[Source records]
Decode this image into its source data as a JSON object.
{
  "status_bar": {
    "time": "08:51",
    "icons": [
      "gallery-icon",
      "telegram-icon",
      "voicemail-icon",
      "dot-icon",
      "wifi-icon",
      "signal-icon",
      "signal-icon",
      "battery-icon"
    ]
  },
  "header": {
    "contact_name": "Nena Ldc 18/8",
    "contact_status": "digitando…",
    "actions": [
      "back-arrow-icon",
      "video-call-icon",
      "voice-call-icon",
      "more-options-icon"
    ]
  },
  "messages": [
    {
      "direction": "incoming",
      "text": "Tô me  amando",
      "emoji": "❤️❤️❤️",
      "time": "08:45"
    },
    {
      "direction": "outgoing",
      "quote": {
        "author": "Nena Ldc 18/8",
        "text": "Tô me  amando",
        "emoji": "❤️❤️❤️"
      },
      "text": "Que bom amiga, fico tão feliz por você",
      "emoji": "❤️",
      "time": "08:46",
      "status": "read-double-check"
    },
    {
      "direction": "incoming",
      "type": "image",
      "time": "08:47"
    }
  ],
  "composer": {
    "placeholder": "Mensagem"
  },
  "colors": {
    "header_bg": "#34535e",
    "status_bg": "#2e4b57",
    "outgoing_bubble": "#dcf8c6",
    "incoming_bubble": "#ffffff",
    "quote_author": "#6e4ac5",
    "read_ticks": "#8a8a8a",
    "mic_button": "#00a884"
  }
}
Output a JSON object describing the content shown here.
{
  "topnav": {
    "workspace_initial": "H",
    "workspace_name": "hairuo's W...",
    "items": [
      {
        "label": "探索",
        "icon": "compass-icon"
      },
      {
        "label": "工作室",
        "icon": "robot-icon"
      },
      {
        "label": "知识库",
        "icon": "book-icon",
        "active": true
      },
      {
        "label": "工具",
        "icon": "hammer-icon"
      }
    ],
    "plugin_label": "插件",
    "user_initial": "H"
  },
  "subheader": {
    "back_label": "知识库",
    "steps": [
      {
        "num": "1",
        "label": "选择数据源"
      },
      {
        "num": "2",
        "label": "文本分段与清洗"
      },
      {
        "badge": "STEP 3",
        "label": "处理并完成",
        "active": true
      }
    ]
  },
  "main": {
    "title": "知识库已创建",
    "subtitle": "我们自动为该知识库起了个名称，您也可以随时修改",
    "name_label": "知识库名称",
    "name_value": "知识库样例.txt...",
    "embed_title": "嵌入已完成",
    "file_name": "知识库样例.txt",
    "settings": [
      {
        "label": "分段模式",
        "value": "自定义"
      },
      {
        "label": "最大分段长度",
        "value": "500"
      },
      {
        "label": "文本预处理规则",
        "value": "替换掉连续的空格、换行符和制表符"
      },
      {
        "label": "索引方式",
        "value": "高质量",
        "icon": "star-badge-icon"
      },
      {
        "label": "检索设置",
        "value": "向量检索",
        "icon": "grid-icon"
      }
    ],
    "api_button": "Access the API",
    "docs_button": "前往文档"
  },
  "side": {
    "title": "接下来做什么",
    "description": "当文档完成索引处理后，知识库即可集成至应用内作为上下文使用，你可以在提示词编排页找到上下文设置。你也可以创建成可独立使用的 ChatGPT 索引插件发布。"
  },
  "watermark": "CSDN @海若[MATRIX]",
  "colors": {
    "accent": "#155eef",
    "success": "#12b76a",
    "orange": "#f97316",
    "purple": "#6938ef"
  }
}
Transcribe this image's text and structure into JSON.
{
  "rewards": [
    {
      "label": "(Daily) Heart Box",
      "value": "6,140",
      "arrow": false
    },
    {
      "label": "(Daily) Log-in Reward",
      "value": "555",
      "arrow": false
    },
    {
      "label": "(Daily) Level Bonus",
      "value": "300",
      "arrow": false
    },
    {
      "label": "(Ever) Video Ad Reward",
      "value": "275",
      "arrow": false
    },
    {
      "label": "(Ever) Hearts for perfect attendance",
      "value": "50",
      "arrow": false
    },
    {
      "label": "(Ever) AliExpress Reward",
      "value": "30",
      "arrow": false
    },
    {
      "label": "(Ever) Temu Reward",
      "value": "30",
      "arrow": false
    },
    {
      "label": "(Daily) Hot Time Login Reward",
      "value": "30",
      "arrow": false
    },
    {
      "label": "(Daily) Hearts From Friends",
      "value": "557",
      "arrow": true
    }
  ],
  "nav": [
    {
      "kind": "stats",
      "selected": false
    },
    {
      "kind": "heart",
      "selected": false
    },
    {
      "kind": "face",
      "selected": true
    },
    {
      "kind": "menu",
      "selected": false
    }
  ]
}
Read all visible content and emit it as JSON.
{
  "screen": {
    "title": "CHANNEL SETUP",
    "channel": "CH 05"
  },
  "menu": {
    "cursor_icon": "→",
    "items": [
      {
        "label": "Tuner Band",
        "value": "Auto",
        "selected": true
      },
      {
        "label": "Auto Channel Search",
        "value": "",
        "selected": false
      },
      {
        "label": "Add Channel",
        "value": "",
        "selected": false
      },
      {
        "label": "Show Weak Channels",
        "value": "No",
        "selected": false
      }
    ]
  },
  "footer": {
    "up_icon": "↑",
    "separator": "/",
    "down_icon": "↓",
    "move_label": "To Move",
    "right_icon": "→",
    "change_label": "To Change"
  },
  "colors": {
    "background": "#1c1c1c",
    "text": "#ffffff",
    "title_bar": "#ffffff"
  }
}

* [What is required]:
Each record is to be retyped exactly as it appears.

* [Exercise solution]:
Decode this image into its source data as a JSON object.
{
  "status_bar": {
    "time": "08:51",
    "icons": [
      "gallery-icon",
      "telegram-icon",
      "voicemail-icon",
      "dot-icon",
      "wifi-icon",
      "signal-icon",
      "signal-icon",
      "battery-icon"
    ]
  },
  "header": {
    "contact_name": "Nena Ldc 18/8",
    "contact_status": "digitando…",
    "actions": [
      "back-arrow-icon",
      "video-call-icon",
      "voice-call-icon",
      "more-options-icon"
    ]
  },
  "messages": [
    {
      "direction": "incoming",
      "text": "Tô me  amando",
      "emoji": "❤️❤️❤️",
      "time": "08:45"
    },
    {
      "direction": "outgoing",
      "quote": {
        "author": "Nena Ldc 18/8",
        "text": "Tô me  amando",
        "emoji": "❤️❤️❤️"
      },
      "text": "Que bom amiga, fico tão feliz por você",
      "emoji": "❤️",
      "time": "08:46",
      "status": "read-double-check"
    },
    {
      "direction": "incoming",
      "type": "image",
      "time": "08:47"
    }
  ],
  "composer": {
    "placeholder": "Mensagem"
  },
  "colors": {
    "header_bg": "#34535e",
    "status_bg": "#2e4b57",
    "outgoing_bubble": "#dcf8c6",
    "incoming_bubble": "#ffffff",
    "quote_author": "#6e4ac5",
    "read_ticks": "#8a8a8a",
    "mic_button": "#00a884"
  }
}
Output a JSON object describing the content shown here.
{
  "topnav": {
    "workspace_initial": "H",
    "workspace_name": "hairuo's W...",
    "items": [
      {
        "label": "探索",
        "icon": "compass-icon"
      },
      {
        "label": "工作室",
        "icon": "robot-icon"
      },
      {
        "label": "知识库",
        "icon": "book-icon",
        "active": true
      },
      {
        "label": "工具",
        "icon": "hammer-icon"
      }
    ],
    "plugin_label": "插件",
    "user_initial": "H"
  },
  "subheader": {
    "back_label": "知识库",
    "steps": [
      {
        "num": "1",
        "label": "选择数据源"
      },
      {
        "num": "2",
        "label": "文本分段与清洗"
      },
      {
        "badge": "STEP 3",
        "label": "处理并完成",
        "active": true
      }
    ]
  },
  "main": {
    "title": "知识库已创建",
    "subtitle": "我们自动为该知识库起了个名称，您也可以随时修改",
    "name_label": "知识库名称",
    "name_value": "知识库样例.txt...",
    "embed_title": "嵌入已完成",
    "file_name": "知识库样例.txt",
    "settings": [
      {
        "label": "分段模式",
        "value": "自定义"
      },
      {
        "label": "最大分段长度",
        "value": "500"
      },
      {
        "label": "文本预处理规则",
        "value": "替换掉连续的空格、换行符和制表符"
      },
      {
        "label": "索引方式",
        "value": "高质量",
        "icon": "star-badge-icon"
      },
      {
        "label": "检索设置",
        "value": "向量检索",
        "icon": "grid-icon"
      }
    ],
    "api_button": "Access the API",
    "docs_button": "前往文档"
  },
  "side": {
    "title": "接下来做什么",
    "description": "当文档完成索引处理后，知识库即可集成至应用内作为上下文使用，你可以在提示词编排页找到上下文设置。你也可以创建成可独立使用的 ChatGPT 索引插件发布。"
  },
  "watermark": "CSDN @海若[MATRIX]",
  "colors": {
    "accent": "#155eef",
    "success": "#12b76a",
    "orange": "#f97316",
    "purple": "#6938ef"
  }
}
Transcribe this image's text and structure into JSON.
{
  "rewards": [
    {
      "label": "(Daily) Heart Box",
      "value": "6,140",
      "arrow": false
    },
    {
      "label": "(Daily) Log-in Reward",
      "value": "555",
      "arrow": false
    },
    {
      "label": "(Daily) Level Bonus",
      "value": "300",
      "arrow": false
    },
    {
      "label": "(Ever) Video Ad Reward",
      "value": "275",
      "arrow": false
    },
    {
      "label": "(Ever) Hearts for perfect attendance",
      "value": "50",
      "arrow": false
    },
    {
      "label": "(Ever) AliExpress Reward",
      "value": "30",
      "arrow": false
    },
    {
      "label": "(Ever) Temu Reward",
      "value": "30",
      "arrow": false
    },
    {
      "label": "(Daily) Hot Time Login Reward",
      "value": "30",
      "arrow": false
    },
    {
      "label": "(Daily) Hearts From Friends",
      "value": "557",
      "arrow": true
    }
  ],
  "nav": [
    {
      "kind": "stats",
      "selected": false
    },
    {
      "kind": "heart",
      "selected": false
    },
    {
      "kind": "face",
      "selected": true
    },
    {
      "kind": "menu",
      "selected": false
    }
  ]
}
Read all visible content and emit it as JSON.
{
  "screen": {
    "title": "CHANNEL SETUP",
    "channel": "CH 05"
  },
  "menu": {
    "cursor_icon": "→",
    "items": [
      {
        "label": "Tuner Band",
        "value": "Auto",
        "selected": true
      },
      {
        "label": "Auto Channel Search",
        "value": "",
        "selected": false
      },
      {
        "label": "Add Channel",
        "value": "",
        "selected": false
      },
      {
        "label": "Show Weak Channels",
        "value": "No",
        "selected": false
      }
    ]
  },
  "footer": {
    "up_icon": "↑",
    "separator": "/",
    "down_icon": "↓",
    "move_label": "To Move",
    "right_icon": "→",
    "change_label": "To Change"
  },
  "colors": {
    "background": "#1c1c1c",
    "text": "#ffffff",
    "title_bar": "#ffffff"
  }
}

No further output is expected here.